A team at Aberdeen’s Robert Gordon University spent two years assessing measurements of hundreds of workers.
Twenty-six measurements were compared with figures from 30 years ago.

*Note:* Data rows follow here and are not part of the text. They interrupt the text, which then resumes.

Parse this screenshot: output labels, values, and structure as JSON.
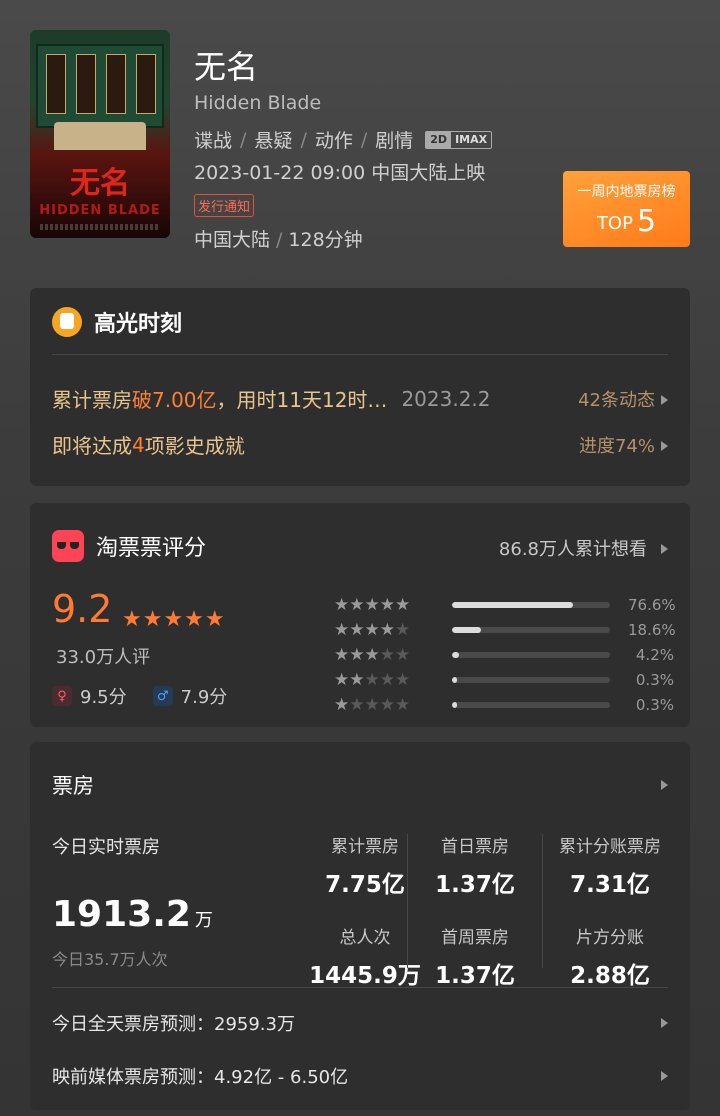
{
  "movie": {
    "poster_title": "无名",
    "poster_en": "HIDDEN BLADE",
    "title": "无名",
    "en_title": "Hidden Blade",
    "genres": [
      "谍战",
      "悬疑",
      "动作",
      "剧情"
    ],
    "format_2d": "2D",
    "format_imax": "IMAX",
    "release": "2023-01-22 09:00 中国大陆上映",
    "notice": "发行通知",
    "region": "中国大陆",
    "duration": "128分钟"
  },
  "rank": {
    "label": "一周内地票房榜",
    "prefix": "TOP",
    "number": "5"
  },
  "highlight": {
    "title": "高光时刻",
    "row1_prefix": "累计票房 ",
    "row1_hot": "破7.00亿",
    "row1_suffix": "，用时11天12时…",
    "row1_date": "2023.2.2",
    "row1_right": "42条动态",
    "row2_prefix": "即将达成 ",
    "row2_hot": "4",
    "row2_suffix": "项影史成就",
    "row2_right": "进度74%"
  },
  "taopiaopiao": {
    "title": "淘票票评分",
    "want": "86.8万人累计想看",
    "score": "9.2",
    "big_stars": "★★★★★",
    "rating_count": "33.0万人评",
    "female_score": "9.5分",
    "male_score": "7.9分",
    "distribution": [
      {
        "stars": 5,
        "pct": "76.6%",
        "value": 76.6
      },
      {
        "stars": 4,
        "pct": "18.6%",
        "value": 18.6
      },
      {
        "stars": 3,
        "pct": "4.2%",
        "value": 4.2
      },
      {
        "stars": 2,
        "pct": "0.3%",
        "value": 0.3
      },
      {
        "stars": 1,
        "pct": "0.3%",
        "value": 0.3
      }
    ]
  },
  "boxoffice": {
    "title": "票房",
    "today_label": "今日实时票房",
    "today_value": "1913.2",
    "today_unit": "万",
    "today_people": "今日35.7万人次",
    "cumulative_label": "累计票房",
    "cumulative_value": "7.75亿",
    "total_people_label": "总人次",
    "total_people_value": "1445.9万",
    "first_day_label": "首日票房",
    "first_day_value": "1.37亿",
    "first_week_label": "首周票房",
    "first_week_value": "1.37亿",
    "split_label": "累计分账票房",
    "split_value": "7.31亿",
    "producer_label": "片方分账",
    "producer_value": "2.88亿",
    "forecast_today": "今日全天票房预测：2959.3万",
    "forecast_media": "映前媒体票房预测：4.92亿 - 6.50亿"
  },
  "colors": {
    "accent": "#ff7a33",
    "gold": "#e8c48e",
    "card": "#2e2e2e",
    "rank_bg": "#ff8a22"
  }
}
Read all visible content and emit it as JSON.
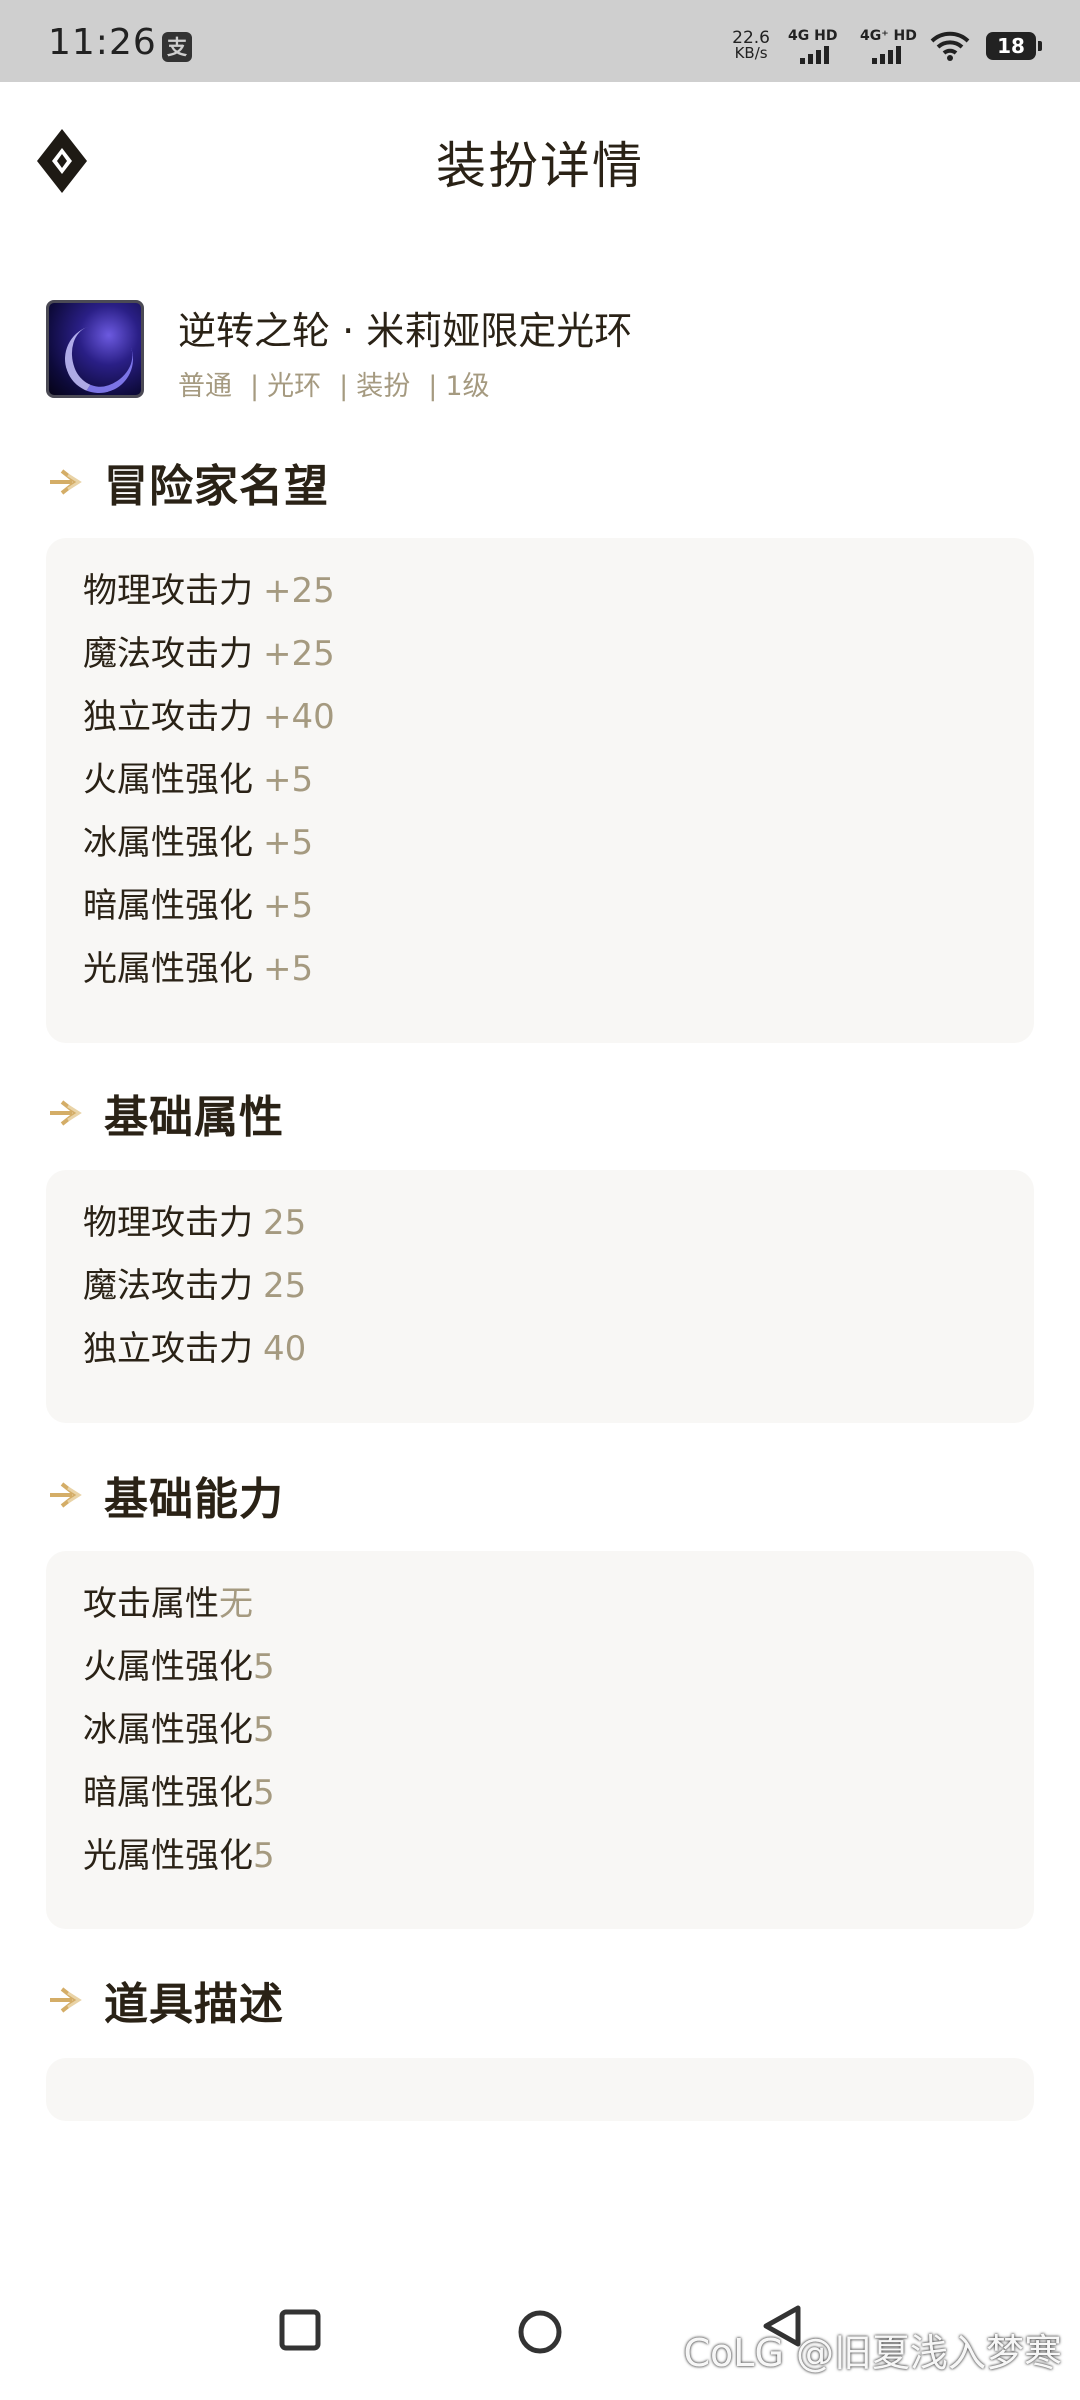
{
  "status_bar": {
    "time": "11:26",
    "app_icon_char": "支",
    "net_speed_value": "22.6",
    "net_speed_unit": "KB/s",
    "sim1_label": "4G HD",
    "sim2_label": "4G⁺ HD",
    "battery_level": "18"
  },
  "header": {
    "title": "装扮详情",
    "logo_icon": "diamond-logo-icon"
  },
  "item": {
    "name": "逆转之轮 · 米莉娅限定光环",
    "tags": [
      "普通",
      "光环",
      "装扮",
      "1级"
    ]
  },
  "sections": [
    {
      "title": "冒险家名望",
      "rows": [
        {
          "name": "物理攻击力",
          "value": "+25"
        },
        {
          "name": "魔法攻击力",
          "value": "+25"
        },
        {
          "name": "独立攻击力",
          "value": "+40"
        },
        {
          "name": "火属性强化",
          "value": "+5"
        },
        {
          "name": "冰属性强化",
          "value": "+5"
        },
        {
          "name": "暗属性强化",
          "value": "+5"
        },
        {
          "name": "光属性强化",
          "value": "+5"
        }
      ]
    },
    {
      "title": "基础属性",
      "rows": [
        {
          "name": "物理攻击力",
          "value": "25"
        },
        {
          "name": "魔法攻击力",
          "value": "25"
        },
        {
          "name": "独立攻击力",
          "value": "40"
        }
      ]
    },
    {
      "title": "基础能力",
      "rows": [
        {
          "name": "攻击属性",
          "value": "无"
        },
        {
          "name": "火属性强化",
          "value": "5"
        },
        {
          "name": "冰属性强化",
          "value": "5"
        },
        {
          "name": "暗属性强化",
          "value": "5"
        },
        {
          "name": "光属性强化",
          "value": "5"
        }
      ]
    },
    {
      "title": "道具描述",
      "rows": []
    }
  ],
  "watermark": "CoLG @旧夏浅入梦寒",
  "colors": {
    "accent_arrow": "#d4ad67",
    "value_text": "#a59a80",
    "card_bg": "#f8f7f5",
    "title_text": "#2a2216"
  }
}
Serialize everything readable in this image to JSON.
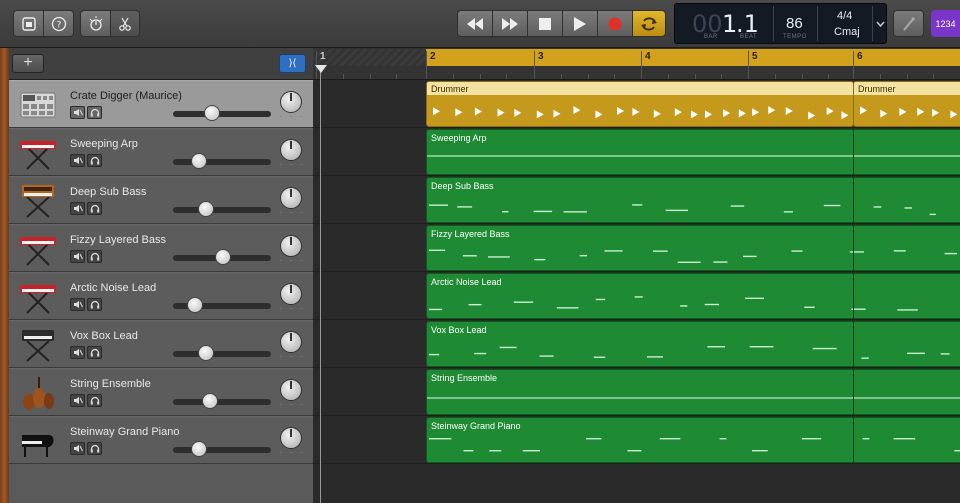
{
  "lcd": {
    "bar_dim": "00",
    "bar": "1",
    "beat": ".1",
    "bar_label": "BAR",
    "beat_label": "BEAT",
    "tempo": "86",
    "tempo_label": "TEMPO",
    "time_signature": "4/4",
    "key": "Cmaj"
  },
  "count_in": "1234",
  "colors": {
    "accent_blue": "#2e6fc1",
    "cycle_yellow": "#d2a21d",
    "region_green": "#1f8a34",
    "drummer_gold": "#c59a1c",
    "record_red": "#e0302a",
    "count_in_purple": "#7a35c9"
  },
  "toolbar": {
    "library_icon": "library-icon",
    "help_icon": "help-icon",
    "smart_controls_icon": "smart-controls-icon",
    "editors_icon": "scissors-icon",
    "rewind_icon": "rewind-icon",
    "fast_forward_icon": "fast-forward-icon",
    "stop_icon": "stop-icon",
    "play_icon": "play-icon",
    "record_icon": "record-icon",
    "cycle_icon": "cycle-icon",
    "tuner_icon": "tuner-icon"
  },
  "track_panel": {
    "add_label": "+",
    "smart_filter_label": "⟩⟨"
  },
  "ruler": {
    "bars": [
      "1",
      "2",
      "3",
      "4",
      "5",
      "6"
    ]
  },
  "tracks": [
    {
      "name": "Crate Digger (Maurice)",
      "instrument_icon": "drum-machine-icon",
      "volume": 0.4,
      "selected": true
    },
    {
      "name": "Sweeping Arp",
      "instrument_icon": "keyboard-red-icon",
      "volume": 0.27
    },
    {
      "name": "Deep Sub Bass",
      "instrument_icon": "synth-orange-icon",
      "volume": 0.34
    },
    {
      "name": "Fizzy Layered Bass",
      "instrument_icon": "keyboard-red-icon",
      "volume": 0.51
    },
    {
      "name": "Arctic Noise Lead",
      "instrument_icon": "keyboard-red-icon",
      "volume": 0.22
    },
    {
      "name": "Vox Box Lead",
      "instrument_icon": "keyboard-black-icon",
      "volume": 0.34
    },
    {
      "name": "String Ensemble",
      "instrument_icon": "strings-icon",
      "volume": 0.38
    },
    {
      "name": "Steinway Grand Piano",
      "instrument_icon": "grand-piano-icon",
      "volume": 0.27
    }
  ],
  "regions": [
    {
      "lane": 0,
      "name": "Drummer",
      "type": "drummer"
    },
    {
      "lane": 0,
      "name": "Drummer",
      "type": "drummer"
    },
    {
      "lane": 1,
      "name": "Sweeping Arp",
      "type": "midi"
    },
    {
      "lane": 2,
      "name": "Deep Sub Bass",
      "type": "midi"
    },
    {
      "lane": 3,
      "name": "Fizzy Layered Bass",
      "type": "midi"
    },
    {
      "lane": 4,
      "name": "Arctic Noise Lead",
      "type": "midi"
    },
    {
      "lane": 5,
      "name": "Vox Box Lead",
      "type": "midi"
    },
    {
      "lane": 6,
      "name": "String Ensemble",
      "type": "midi"
    },
    {
      "lane": 7,
      "name": "Steinway Grand Piano",
      "type": "midi"
    }
  ]
}
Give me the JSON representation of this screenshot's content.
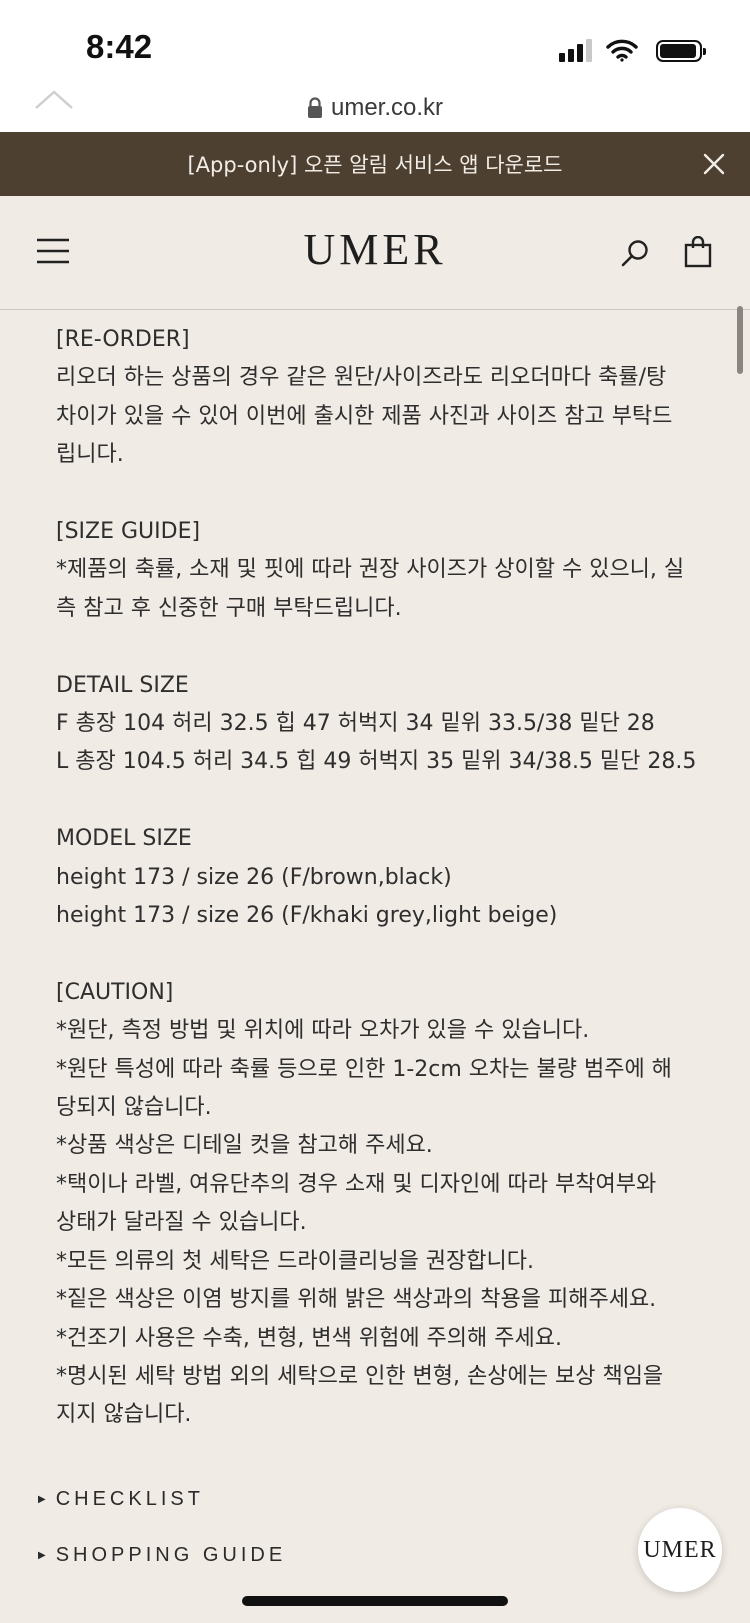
{
  "status_bar": {
    "time": "8:42"
  },
  "browser": {
    "url": "umer.co.kr"
  },
  "banner": {
    "text": "[App-only] 오픈 알림 서비스 앱 다운로드"
  },
  "header": {
    "logo": "UMER"
  },
  "content": {
    "reorder": {
      "title": "[RE-ORDER]",
      "lines": [
        "리오더 하는 상품의 경우 같은 원단/사이즈라도 리오더마다 축률/탕",
        "차이가 있을 수 있어 이번에 출시한 제품 사진과 사이즈 참고 부탁드",
        "립니다."
      ]
    },
    "size_guide": {
      "title": "[SIZE GUIDE]",
      "lines": [
        "*제품의 축률, 소재 및 핏에 따라 권장 사이즈가 상이할 수 있으니, 실",
        "측 참고 후 신중한 구매 부탁드립니다."
      ]
    },
    "detail_size": {
      "title": "DETAIL SIZE",
      "lines": [
        "F 총장 104 허리 32.5 힙 47 허벅지 34 밑위 33.5/38 밑단 28",
        "L 총장 104.5 허리 34.5 힙 49 허벅지 35 밑위 34/38.5 밑단 28.5"
      ]
    },
    "model_size": {
      "title": "MODEL SIZE",
      "lines": [
        "height 173 / size 26 (F/brown,black)",
        "height 173 / size 26 (F/khaki grey,light beige)"
      ]
    },
    "caution": {
      "title": "[CAUTION]",
      "lines": [
        "*원단, 측정 방법 및 위치에 따라 오차가 있을 수 있습니다.",
        "*원단 특성에 따라 축률 등으로 인한 1-2cm 오차는 불량 범주에 해",
        "당되지 않습니다.",
        "*상품 색상은 디테일 컷을 참고해 주세요.",
        "*택이나 라벨, 여유단추의 경우 소재 및 디자인에 따라 부착여부와",
        "상태가 달라질 수 있습니다.",
        "*모든 의류의 첫 세탁은 드라이클리닝을 권장합니다.",
        "*짙은 색상은 이염 방지를 위해 밝은 색상과의 착용을 피해주세요.",
        "*건조기 사용은 수축, 변형, 변색 위험에 주의해 주세요.",
        "*명시된 세탁 방법 외의 세탁으로 인한 변형, 손상에는 보상 책임을",
        "지지 않습니다."
      ]
    }
  },
  "guides": [
    {
      "label": "CHECKLIST"
    },
    {
      "label": "SHOPPING GUIDE"
    }
  ],
  "floating_button": {
    "label": "UMER"
  },
  "colors": {
    "banner_bg": "#4d4030",
    "page_bg": "#f0ebe4",
    "text": "#2e2e2e"
  },
  "icons": [
    "signal-icon",
    "wifi-icon",
    "battery-icon",
    "lock-icon",
    "close-icon",
    "menu-icon",
    "search-icon",
    "shopping-bag-icon",
    "chevron-up-icon"
  ]
}
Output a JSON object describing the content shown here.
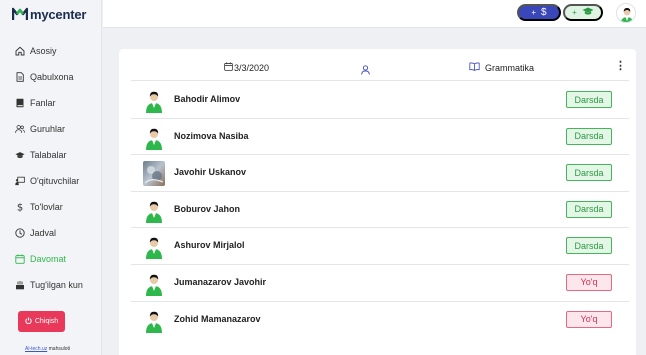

The average weight now of men offshore is about 14st 3.5lbs, a 19% increase.
It has been done to help inform the future design of offshore installations and safety kit.
Well-equipped gyms found on most platforms were thought to have played a big part in the weight increase.
Another factor was said to be the increased ethnic diversity of the workforce.
Workers are now also taller, by about 3.5cm on average.
A mobile scanning unit was used to scan the bodies of the volunteers, producing a three dimensional picture.
Dr Arthur Stewart, of RGU, said: “We now have a unique insight as to how the shape of offshore workers has altered profoundly since the 1980s.
“Compared with that of a generation ago when many of the North Sea installations were constructed, the size of today’s workforce, together with the size increase imposed by different types of clothing, will enable space-related risk to be managed and future design for space provision optimised.
“In addition to the data on offshore workers, the study has generated an on-going capability for measuring the size and shape of the offshore workforce in the future.
“Despite challenging times for the oil and gas industry, this is good news for the offshore workforce and provides valuable information which will inform operational decisions and aspects of offshore installation and safety equipment design.”
Robert Paterson, of industry body Oil and Gas UK, said: “This has been a hugely beneficial collaboration between academia and industry.
“Data collected will inform all aspects of offshore ergonomics and health and safety, from informing seat design for use in helicopters and lifeboats, survival suit design and space availability in corridors and work environments offshore.”
It was announced last year that new rules were to be introduced on the size of oil workers travelling to and from offshore installations by helicopter.
Passengers with a shoulder width of 22 inches or more would be classed as “extra broad” and would have to sit next to a similarly large helicopter window.
It followed a Civil Aviation Authority (CAA) review of helicopter safety.
Concerns were raised about larger passengers being able to escape from a crashed aircraft quickly.